Task description: Please repeat every entry, keeping each one exactly the same.

────

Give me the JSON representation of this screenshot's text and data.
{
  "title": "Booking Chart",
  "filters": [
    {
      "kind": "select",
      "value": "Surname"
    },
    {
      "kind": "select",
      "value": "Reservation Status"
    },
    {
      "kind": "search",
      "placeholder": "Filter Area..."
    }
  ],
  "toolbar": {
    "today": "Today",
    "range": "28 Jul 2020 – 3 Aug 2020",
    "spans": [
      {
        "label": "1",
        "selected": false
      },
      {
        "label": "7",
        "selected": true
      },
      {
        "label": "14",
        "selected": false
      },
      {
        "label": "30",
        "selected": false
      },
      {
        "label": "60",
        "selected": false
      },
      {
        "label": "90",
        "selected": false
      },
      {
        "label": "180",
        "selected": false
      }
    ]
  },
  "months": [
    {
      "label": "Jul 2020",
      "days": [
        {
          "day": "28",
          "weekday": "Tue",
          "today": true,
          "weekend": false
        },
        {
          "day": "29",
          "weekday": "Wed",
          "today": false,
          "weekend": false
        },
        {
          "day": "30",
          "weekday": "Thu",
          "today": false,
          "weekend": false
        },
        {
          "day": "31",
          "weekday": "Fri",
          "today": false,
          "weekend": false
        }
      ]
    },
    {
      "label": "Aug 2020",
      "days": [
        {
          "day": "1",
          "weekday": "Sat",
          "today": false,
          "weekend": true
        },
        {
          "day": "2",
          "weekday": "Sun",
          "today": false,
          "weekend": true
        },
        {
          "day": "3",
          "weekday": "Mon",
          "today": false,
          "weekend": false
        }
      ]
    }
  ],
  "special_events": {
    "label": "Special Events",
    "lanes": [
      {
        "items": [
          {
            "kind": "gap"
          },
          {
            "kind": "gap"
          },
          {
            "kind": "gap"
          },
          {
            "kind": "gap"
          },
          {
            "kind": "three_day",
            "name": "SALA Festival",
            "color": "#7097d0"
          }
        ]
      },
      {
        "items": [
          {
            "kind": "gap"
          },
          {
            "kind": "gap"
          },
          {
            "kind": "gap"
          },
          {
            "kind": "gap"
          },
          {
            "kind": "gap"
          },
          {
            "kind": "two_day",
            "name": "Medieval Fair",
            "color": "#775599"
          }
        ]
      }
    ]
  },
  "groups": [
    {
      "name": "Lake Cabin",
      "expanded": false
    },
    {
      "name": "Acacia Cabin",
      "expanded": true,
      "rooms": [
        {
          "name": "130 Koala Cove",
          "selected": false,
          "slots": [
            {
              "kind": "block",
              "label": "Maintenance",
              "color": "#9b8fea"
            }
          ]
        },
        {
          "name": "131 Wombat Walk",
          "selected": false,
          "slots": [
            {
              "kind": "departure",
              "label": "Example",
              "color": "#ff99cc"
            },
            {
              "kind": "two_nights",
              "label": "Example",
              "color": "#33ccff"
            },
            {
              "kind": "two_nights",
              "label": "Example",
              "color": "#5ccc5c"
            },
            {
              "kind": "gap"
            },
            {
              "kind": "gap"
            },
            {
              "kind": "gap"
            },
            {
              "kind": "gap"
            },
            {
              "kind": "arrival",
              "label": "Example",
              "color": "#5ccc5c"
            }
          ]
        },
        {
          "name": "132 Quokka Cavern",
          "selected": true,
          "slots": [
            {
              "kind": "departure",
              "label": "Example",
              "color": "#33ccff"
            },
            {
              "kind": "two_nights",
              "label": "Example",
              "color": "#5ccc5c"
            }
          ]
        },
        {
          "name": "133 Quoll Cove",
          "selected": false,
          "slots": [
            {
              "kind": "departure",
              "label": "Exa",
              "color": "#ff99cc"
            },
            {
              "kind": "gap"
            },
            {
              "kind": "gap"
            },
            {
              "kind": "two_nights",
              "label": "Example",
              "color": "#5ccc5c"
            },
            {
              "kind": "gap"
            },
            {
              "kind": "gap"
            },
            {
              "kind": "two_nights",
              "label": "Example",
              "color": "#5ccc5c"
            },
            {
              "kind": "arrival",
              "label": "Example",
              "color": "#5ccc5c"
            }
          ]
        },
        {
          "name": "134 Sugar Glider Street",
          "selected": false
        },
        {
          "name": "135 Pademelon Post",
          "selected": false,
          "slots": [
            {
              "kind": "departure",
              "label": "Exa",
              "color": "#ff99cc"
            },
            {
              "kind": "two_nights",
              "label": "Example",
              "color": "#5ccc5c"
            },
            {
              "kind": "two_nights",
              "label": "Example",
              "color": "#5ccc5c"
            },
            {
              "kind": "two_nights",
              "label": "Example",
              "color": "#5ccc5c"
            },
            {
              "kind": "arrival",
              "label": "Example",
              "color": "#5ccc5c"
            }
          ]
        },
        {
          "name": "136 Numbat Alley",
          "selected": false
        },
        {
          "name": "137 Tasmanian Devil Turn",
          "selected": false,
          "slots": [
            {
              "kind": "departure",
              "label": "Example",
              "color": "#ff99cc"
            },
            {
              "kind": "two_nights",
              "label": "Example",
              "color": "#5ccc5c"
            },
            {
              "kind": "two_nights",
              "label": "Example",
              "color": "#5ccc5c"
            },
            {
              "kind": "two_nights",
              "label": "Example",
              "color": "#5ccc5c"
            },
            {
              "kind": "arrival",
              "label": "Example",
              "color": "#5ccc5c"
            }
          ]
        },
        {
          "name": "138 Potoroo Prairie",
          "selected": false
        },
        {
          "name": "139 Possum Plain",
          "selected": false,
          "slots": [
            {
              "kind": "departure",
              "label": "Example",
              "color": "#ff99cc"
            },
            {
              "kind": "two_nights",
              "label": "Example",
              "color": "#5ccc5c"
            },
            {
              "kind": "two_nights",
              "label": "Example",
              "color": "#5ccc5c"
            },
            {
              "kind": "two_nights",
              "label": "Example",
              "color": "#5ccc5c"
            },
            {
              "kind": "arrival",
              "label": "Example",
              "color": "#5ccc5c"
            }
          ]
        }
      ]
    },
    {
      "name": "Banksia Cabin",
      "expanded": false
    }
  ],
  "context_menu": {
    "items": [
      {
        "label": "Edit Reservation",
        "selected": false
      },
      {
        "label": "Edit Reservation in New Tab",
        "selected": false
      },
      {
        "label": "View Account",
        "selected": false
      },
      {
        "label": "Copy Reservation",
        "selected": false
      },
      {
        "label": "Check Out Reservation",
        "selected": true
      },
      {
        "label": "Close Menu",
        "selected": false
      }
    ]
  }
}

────

Task result:
Give me the JSON representation of this screenshot's text and data.
{
  "title": "Booking Chart",
  "filters": [
    {
      "kind": "select",
      "value": "Surname"
    },
    {
      "kind": "select",
      "value": "Reservation Status"
    },
    {
      "kind": "search",
      "placeholder": "Filter Area..."
    }
  ],
  "toolbar": {
    "today": "Today",
    "range": "28 Jul 2020 – 3 Aug 2020",
    "spans": [
      {
        "label": "1",
        "selected": false
      },
      {
        "label": "7",
        "selected": true
      },
      {
        "label": "14",
        "selected": false
      },
      {
        "label": "30",
        "selected": false
      },
      {
        "label": "60",
        "selected": false
      },
      {
        "label": "90",
        "selected": false
      },
      {
        "label": "180",
        "selected": false
      }
    ]
  },
  "months": [
    {
      "label": "Jul 2020",
      "days": [
        {
          "day": "28",
          "weekday": "Tue",
          "today": true,
          "weekend": false
        },
        {
          "day": "29",
          "weekday": "Wed",
          "today": false,
          "weekend": false
        },
        {
          "day": "30",
          "weekday": "Thu",
          "today": false,
          "weekend": false
        },
        {
          "day": "31",
          "weekday": "Fri",
          "today": false,
          "weekend": false
        }
      ]
    },
    {
      "label": "Aug 2020",
      "days": [
        {
          "day": "1",
          "weekday": "Sat",
          "today": false,
          "weekend": true
        },
        {
          "day": "2",
          "weekday": "Sun",
          "today": false,
          "weekend": true
        },
        {
          "day": "3",
          "weekday": "Mon",
          "today": false,
          "weekend": false
        }
      ]
    }
  ],
  "special_events": {
    "label": "Special Events",
    "lanes": [
      {
        "items": [
          {
            "kind": "gap"
          },
          {
            "kind": "gap"
          },
          {
            "kind": "gap"
          },
          {
            "kind": "gap"
          },
          {
            "kind": "three_day",
            "name": "SALA Festival",
            "color": "#7097d0"
          }
        ]
      },
      {
        "items": [
          {
            "kind": "gap"
          },
          {
            "kind": "gap"
          },
          {
            "kind": "gap"
          },
          {
            "kind": "gap"
          },
          {
            "kind": "gap"
          },
          {
            "kind": "two_day",
            "name": "Medieval Fair",
            "color": "#775599"
          }
        ]
      }
    ]
  },
  "groups": [
    {
      "name": "Lake Cabin",
      "expanded": false
    },
    {
      "name": "Acacia Cabin",
      "expanded": true,
      "rooms": [
        {
          "name": "130 Koala Cove",
          "selected": false,
          "slots": [
            {
              "kind": "block",
              "label": "Maintenance",
              "color": "#9b8fea"
            }
          ]
        },
        {
          "name": "131 Wombat Walk",
          "selected": false,
          "slots": [
            {
              "kind": "departure",
              "label": "Example",
              "color": "#ff99cc"
            },
            {
              "kind": "two_nights",
              "label": "Example",
              "color": "#33ccff"
            },
            {
              "kind": "two_nights",
              "label": "Example",
              "color": "#5ccc5c"
            },
            {
              "kind": "gap"
            },
            {
              "kind": "gap"
            },
            {
              "kind": "gap"
            },
            {
              "kind": "gap"
            },
            {
              "kind": "arrival",
              "label": "Example",
              "color": "#5ccc5c"
            }
          ]
        },
        {
          "name": "132 Quokka Cavern",
          "selected": true,
          "slots": [
            {
              "kind": "departure",
              "label": "Example",
              "color": "#33ccff"
            },
            {
              "kind": "two_nights",
              "label": "Example",
              "color": "#5ccc5c"
            }
          ]
        },
        {
          "name": "133 Quoll Cove",
          "selected": false,
          "slots": [
            {
              "kind": "departure",
              "label": "Exa",
              "color": "#ff99cc"
            },
            {
              "kind": "gap"
            },
            {
              "kind": "gap"
            },
            {
              "kind": "two_nights",
              "label": "Example",
              "color": "#5ccc5c"
            },
            {
              "kind": "gap"
            },
            {
              "kind": "gap"
            },
            {
              "kind": "two_nights",
              "label": "Example",
              "color": "#5ccc5c"
            },
            {
              "kind": "arrival",
              "label": "Example",
              "color": "#5ccc5c"
            }
          ]
        },
        {
          "name": "134 Sugar Glider Street",
          "selected": false
        },
        {
          "name": "135 Pademelon Post",
          "selected": false,
          "slots": [
            {
              "kind": "departure",
              "label": "Exa",
              "color": "#ff99cc"
            },
            {
              "kind": "two_nights",
              "label": "Example",
              "color": "#5ccc5c"
            },
            {
              "kind": "two_nights",
              "label": "Example",
              "color": "#5ccc5c"
            },
            {
              "kind": "two_nights",
              "label": "Example",
              "color": "#5ccc5c"
            },
            {
              "kind": "arrival",
              "label": "Example",
              "color": "#5ccc5c"
            }
          ]
        },
        {
          "name": "136 Numbat Alley",
          "selected": false
        },
        {
          "name": "137 Tasmanian Devil Turn",
          "selected": false,
          "slots": [
            {
              "kind": "departure",
              "label": "Example",
              "color": "#ff99cc"
            },
            {
              "kind": "two_nights",
              "label": "Example",
              "color": "#5ccc5c"
            },
            {
              "kind": "two_nights",
              "label": "Example",
              "color": "#5ccc5c"
            },
            {
              "kind": "two_nights",
              "label": "Example",
              "color": "#5ccc5c"
            },
            {
              "kind": "arrival",
              "label": "Example",
              "color": "#5ccc5c"
            }
          ]
        },
        {
          "name": "138 Potoroo Prairie",
          "selected": false
        },
        {
          "name": "139 Possum Plain",
          "selected": false,
          "slots": [
            {
              "kind": "departure",
              "label": "Example",
              "color": "#ff99cc"
            },
            {
              "kind": "two_nights",
              "label": "Example",
              "color": "#5ccc5c"
            },
            {
              "kind": "two_nights",
              "label": "Example",
              "color": "#5ccc5c"
            },
            {
              "kind": "two_nights",
              "label": "Example",
              "color": "#5ccc5c"
            },
            {
              "kind": "arrival",
              "label": "Example",
              "color": "#5ccc5c"
            }
          ]
        }
      ]
    },
    {
      "name": "Banksia Cabin",
      "expanded": false
    }
  ],
  "context_menu": {
    "items": [
      {
        "label": "Edit Reservation",
        "selected": false
      },
      {
        "label": "Edit Reservation in New Tab",
        "selected": false
      },
      {
        "label": "View Account",
        "selected": false
      },
      {
        "label": "Copy Reservation",
        "selected": false
      },
      {
        "label": "Check Out Reservation",
        "selected": true
      },
      {
        "label": "Close Menu",
        "selected": false
      }
    ]
  }
}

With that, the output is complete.